--- START ---
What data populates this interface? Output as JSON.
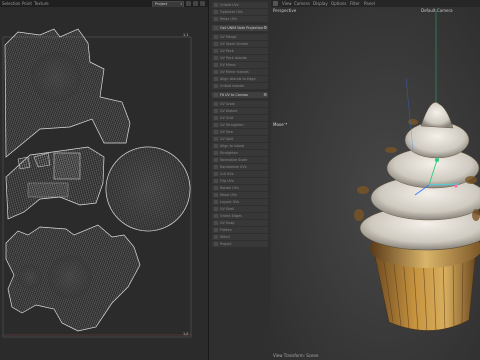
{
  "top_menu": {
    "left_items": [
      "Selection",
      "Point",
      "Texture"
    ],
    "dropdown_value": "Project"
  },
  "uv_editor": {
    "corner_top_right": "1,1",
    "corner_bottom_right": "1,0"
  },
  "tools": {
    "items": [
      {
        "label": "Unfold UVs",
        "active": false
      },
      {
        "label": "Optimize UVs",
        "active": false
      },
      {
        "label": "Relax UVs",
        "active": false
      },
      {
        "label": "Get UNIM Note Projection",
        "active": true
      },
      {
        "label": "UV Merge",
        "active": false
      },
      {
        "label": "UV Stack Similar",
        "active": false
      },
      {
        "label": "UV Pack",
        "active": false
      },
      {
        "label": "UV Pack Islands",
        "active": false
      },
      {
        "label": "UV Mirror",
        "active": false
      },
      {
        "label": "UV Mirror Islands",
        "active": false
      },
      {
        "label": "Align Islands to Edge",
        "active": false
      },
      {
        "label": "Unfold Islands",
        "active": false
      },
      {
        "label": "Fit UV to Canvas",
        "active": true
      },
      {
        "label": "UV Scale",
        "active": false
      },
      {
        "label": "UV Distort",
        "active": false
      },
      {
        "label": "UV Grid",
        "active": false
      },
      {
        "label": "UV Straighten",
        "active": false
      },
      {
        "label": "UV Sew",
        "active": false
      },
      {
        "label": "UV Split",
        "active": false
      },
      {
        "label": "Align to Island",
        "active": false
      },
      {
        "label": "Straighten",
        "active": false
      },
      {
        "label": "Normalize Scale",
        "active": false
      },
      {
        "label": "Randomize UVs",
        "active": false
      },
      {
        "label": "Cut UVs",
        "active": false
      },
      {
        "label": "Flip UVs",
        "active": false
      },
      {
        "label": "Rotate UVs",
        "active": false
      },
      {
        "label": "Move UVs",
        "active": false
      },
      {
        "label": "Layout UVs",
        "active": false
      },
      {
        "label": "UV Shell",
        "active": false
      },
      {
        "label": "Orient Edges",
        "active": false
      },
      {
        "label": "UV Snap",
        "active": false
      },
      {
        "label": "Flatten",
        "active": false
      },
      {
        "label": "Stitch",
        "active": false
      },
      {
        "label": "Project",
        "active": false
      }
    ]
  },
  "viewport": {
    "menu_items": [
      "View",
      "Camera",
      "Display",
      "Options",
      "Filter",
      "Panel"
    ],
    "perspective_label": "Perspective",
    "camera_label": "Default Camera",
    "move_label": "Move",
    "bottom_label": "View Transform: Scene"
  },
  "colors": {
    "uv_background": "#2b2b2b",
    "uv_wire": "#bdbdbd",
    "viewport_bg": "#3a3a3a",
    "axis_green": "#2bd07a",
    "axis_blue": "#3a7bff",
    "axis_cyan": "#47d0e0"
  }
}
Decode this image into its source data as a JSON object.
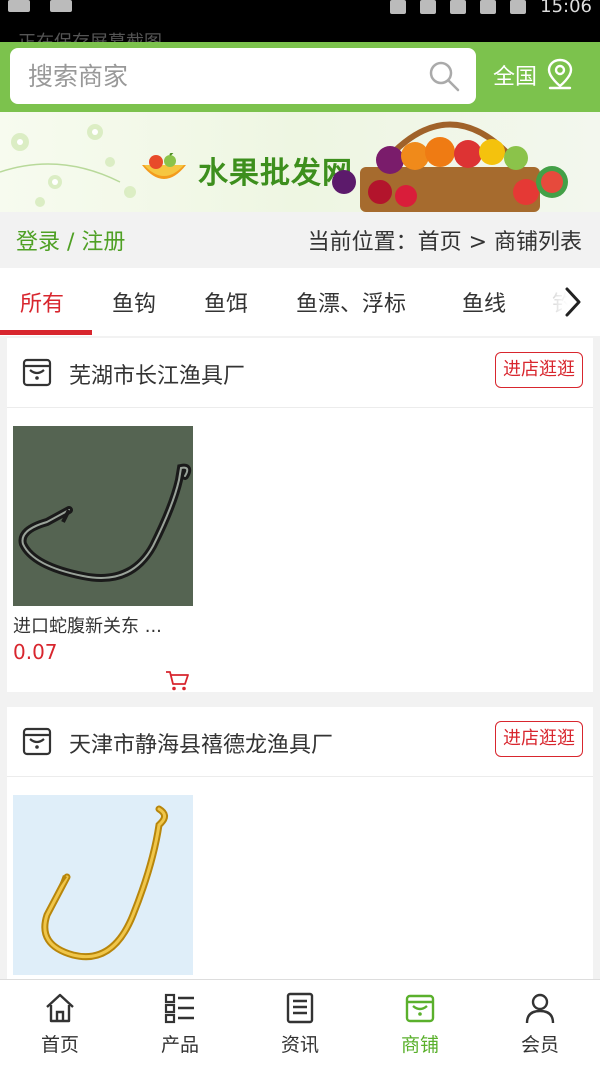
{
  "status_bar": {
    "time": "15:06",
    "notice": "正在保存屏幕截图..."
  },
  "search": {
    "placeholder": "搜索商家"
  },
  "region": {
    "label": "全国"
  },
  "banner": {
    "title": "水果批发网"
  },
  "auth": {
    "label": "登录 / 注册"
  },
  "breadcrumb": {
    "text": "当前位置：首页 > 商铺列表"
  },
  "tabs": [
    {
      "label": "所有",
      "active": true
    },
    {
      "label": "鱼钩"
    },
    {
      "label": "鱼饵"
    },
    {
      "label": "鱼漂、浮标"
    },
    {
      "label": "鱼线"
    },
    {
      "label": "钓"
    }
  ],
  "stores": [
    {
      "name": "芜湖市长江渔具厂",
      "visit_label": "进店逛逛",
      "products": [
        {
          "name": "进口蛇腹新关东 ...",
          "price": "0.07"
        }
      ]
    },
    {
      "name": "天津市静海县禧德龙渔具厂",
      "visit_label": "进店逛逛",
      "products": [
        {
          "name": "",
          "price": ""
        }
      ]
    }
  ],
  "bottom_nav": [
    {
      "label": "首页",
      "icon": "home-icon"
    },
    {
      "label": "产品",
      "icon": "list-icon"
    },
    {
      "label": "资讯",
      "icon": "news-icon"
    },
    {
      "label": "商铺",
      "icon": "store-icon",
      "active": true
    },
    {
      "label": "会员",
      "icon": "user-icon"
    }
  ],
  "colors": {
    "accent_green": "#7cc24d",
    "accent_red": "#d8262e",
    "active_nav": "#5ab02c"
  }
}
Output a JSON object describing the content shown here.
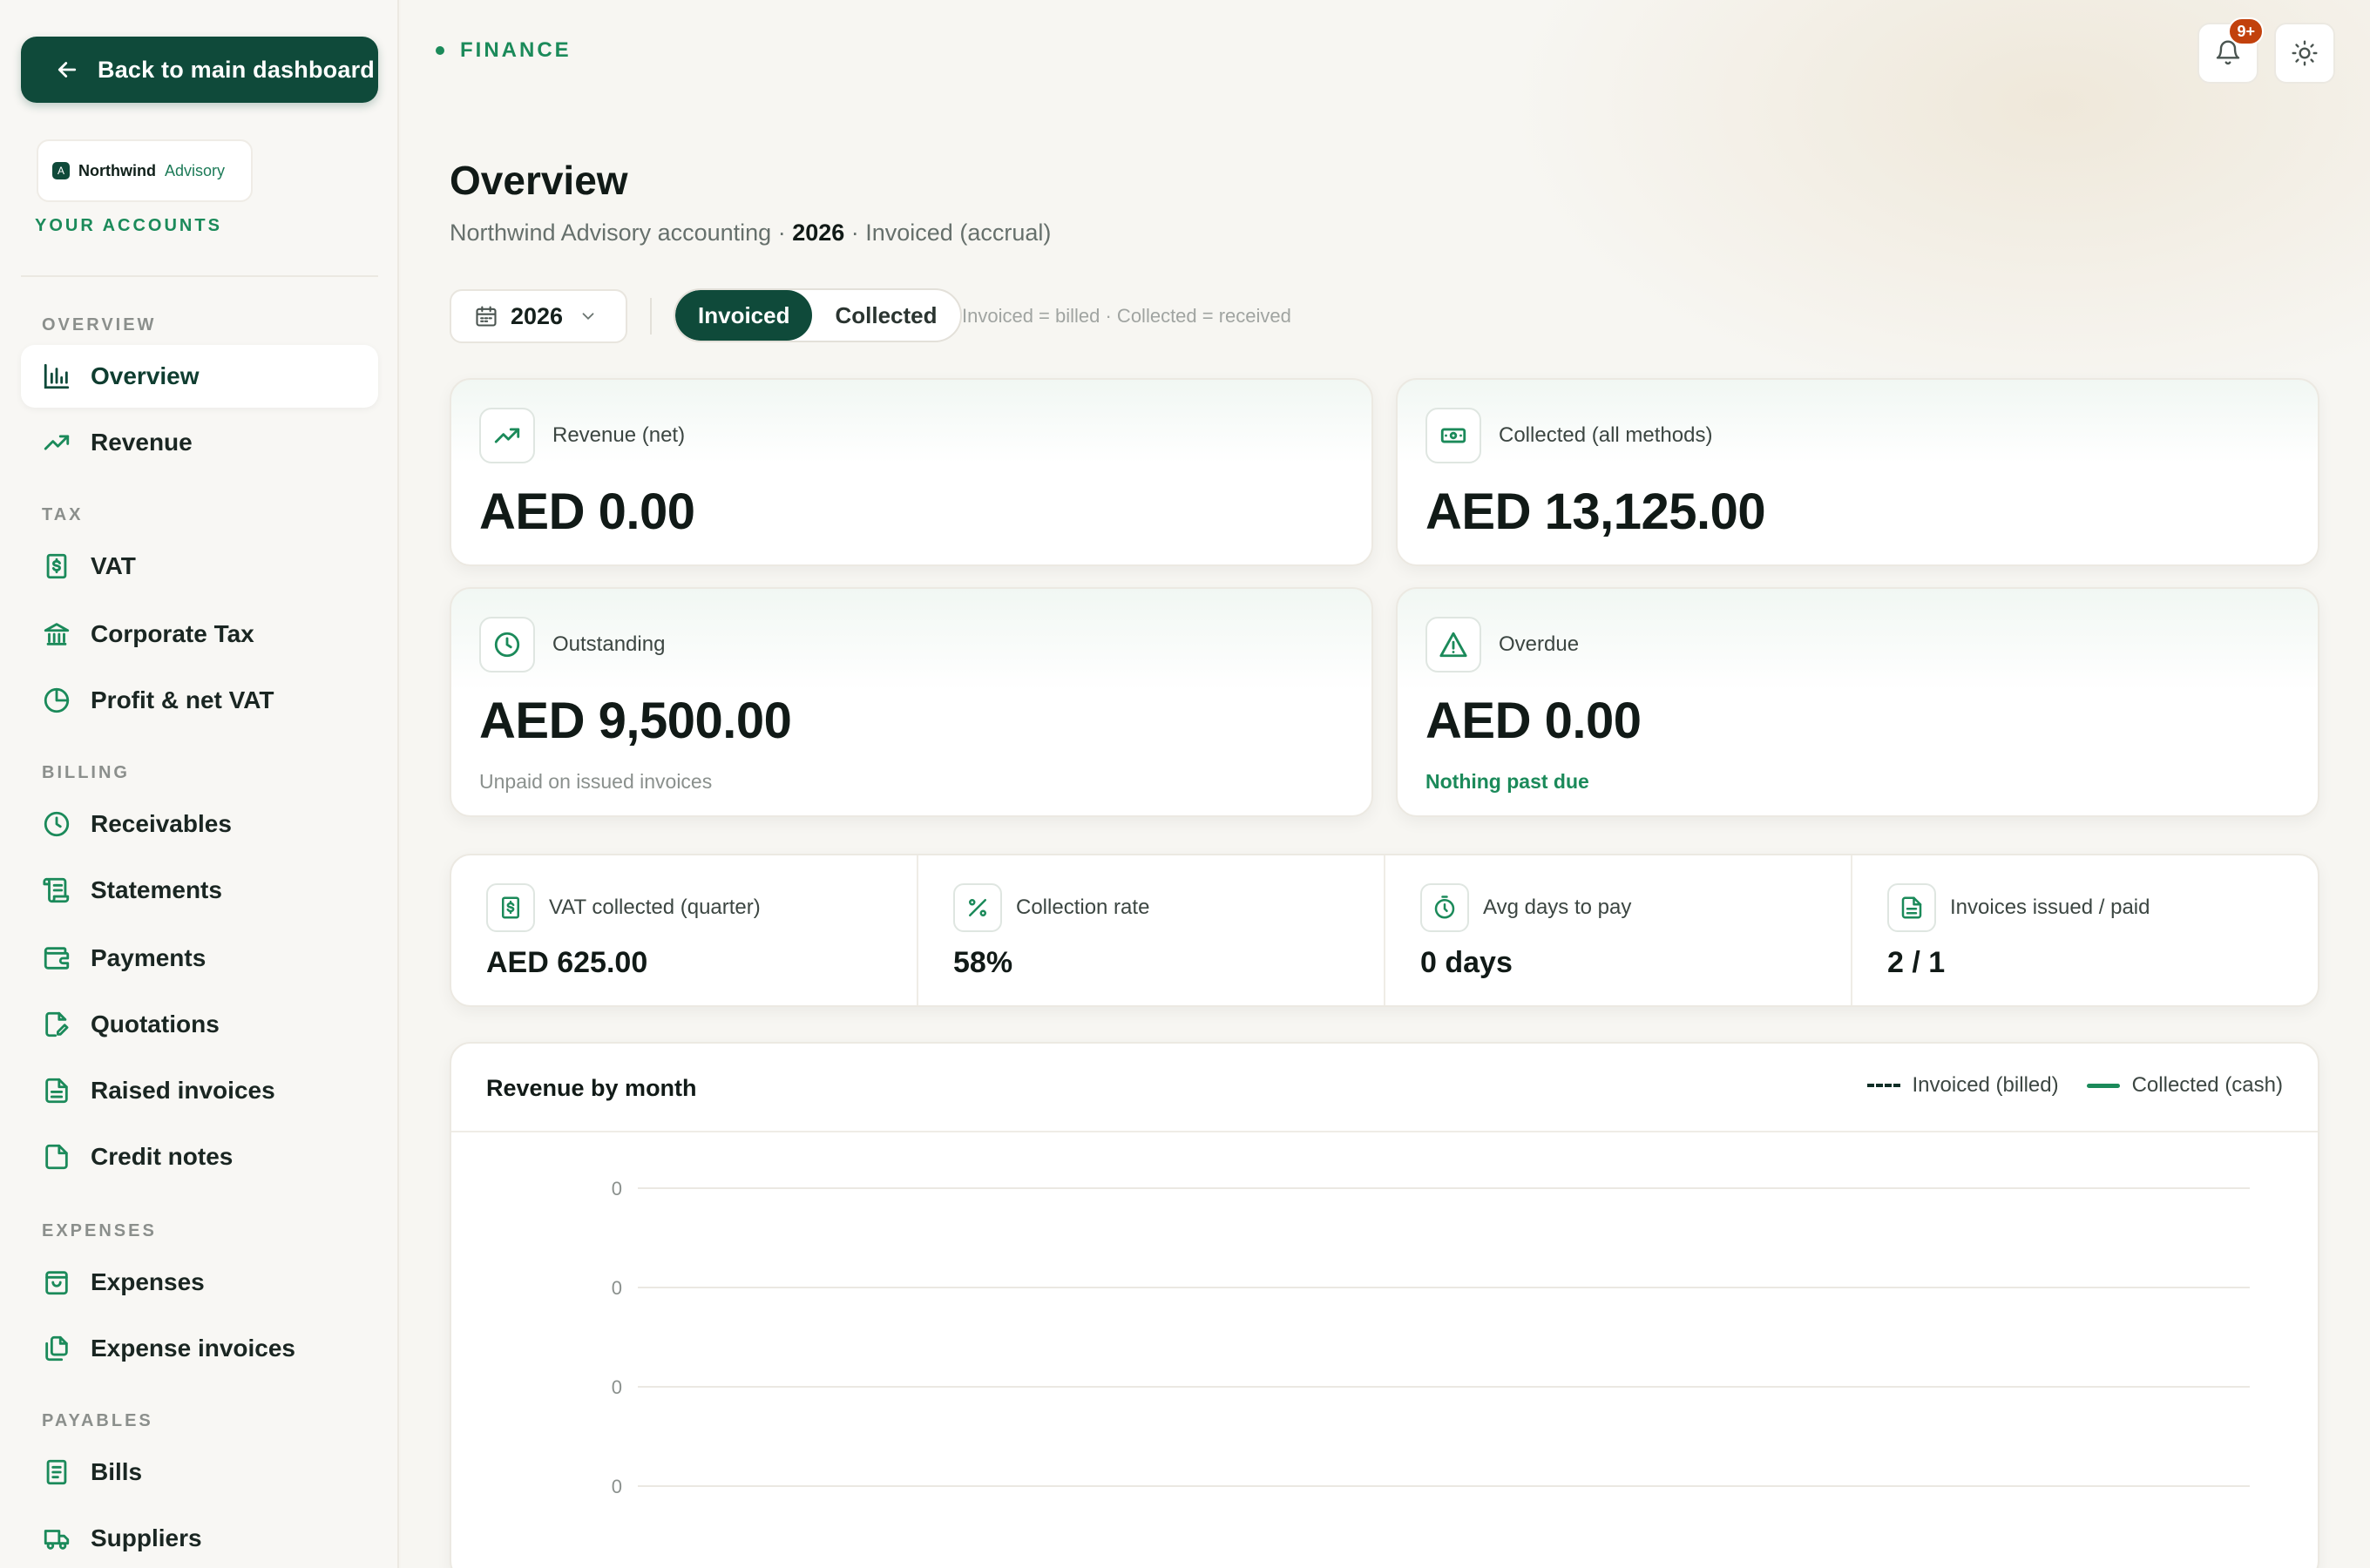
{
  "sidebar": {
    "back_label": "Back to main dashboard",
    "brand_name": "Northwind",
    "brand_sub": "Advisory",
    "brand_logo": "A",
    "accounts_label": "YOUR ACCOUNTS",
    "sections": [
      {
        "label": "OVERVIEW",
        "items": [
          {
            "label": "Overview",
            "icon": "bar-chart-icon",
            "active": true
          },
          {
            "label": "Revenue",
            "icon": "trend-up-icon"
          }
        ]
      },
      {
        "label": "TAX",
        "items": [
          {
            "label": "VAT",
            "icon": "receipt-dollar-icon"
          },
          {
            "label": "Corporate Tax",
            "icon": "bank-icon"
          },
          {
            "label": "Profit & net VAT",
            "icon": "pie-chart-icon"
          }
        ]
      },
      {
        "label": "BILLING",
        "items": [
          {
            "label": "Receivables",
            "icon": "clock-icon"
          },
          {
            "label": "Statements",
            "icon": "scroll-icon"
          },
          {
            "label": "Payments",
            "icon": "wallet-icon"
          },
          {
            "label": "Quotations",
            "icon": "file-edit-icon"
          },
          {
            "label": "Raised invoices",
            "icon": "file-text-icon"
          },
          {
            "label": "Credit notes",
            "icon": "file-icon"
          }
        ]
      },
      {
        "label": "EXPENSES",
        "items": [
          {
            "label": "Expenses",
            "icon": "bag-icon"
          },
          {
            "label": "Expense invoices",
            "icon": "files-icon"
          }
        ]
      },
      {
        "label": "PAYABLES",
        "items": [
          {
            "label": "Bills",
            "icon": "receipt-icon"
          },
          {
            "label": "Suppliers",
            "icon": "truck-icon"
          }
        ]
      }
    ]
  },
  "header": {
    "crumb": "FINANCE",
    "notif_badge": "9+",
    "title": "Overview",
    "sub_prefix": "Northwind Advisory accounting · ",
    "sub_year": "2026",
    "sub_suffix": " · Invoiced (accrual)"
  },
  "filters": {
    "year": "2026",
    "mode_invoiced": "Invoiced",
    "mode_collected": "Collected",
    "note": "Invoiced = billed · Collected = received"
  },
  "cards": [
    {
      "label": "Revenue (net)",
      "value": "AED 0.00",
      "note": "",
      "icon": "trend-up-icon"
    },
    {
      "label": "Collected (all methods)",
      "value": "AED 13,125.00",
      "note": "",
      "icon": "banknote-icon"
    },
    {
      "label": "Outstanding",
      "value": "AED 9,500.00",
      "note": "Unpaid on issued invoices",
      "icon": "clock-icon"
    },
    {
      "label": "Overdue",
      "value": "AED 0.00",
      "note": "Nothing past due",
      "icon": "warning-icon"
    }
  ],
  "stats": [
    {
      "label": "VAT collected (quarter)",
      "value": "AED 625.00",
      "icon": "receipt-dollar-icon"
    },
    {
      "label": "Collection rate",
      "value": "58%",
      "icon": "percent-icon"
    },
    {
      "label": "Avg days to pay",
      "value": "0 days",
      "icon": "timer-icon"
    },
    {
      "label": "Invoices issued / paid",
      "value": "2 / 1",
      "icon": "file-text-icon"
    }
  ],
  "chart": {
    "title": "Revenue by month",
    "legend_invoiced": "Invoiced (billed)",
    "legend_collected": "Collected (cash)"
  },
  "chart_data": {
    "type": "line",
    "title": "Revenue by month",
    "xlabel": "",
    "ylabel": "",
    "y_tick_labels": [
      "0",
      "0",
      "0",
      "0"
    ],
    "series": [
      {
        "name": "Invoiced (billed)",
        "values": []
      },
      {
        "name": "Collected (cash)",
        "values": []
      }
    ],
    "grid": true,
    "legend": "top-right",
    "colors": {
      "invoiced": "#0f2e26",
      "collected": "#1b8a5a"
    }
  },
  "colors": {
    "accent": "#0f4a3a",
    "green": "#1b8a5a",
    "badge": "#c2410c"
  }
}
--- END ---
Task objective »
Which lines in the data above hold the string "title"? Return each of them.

Response »
    "title": "水果批发网"
    "title": "Overview",
    "title": "Revenue by month",
    "title": "Revenue by month",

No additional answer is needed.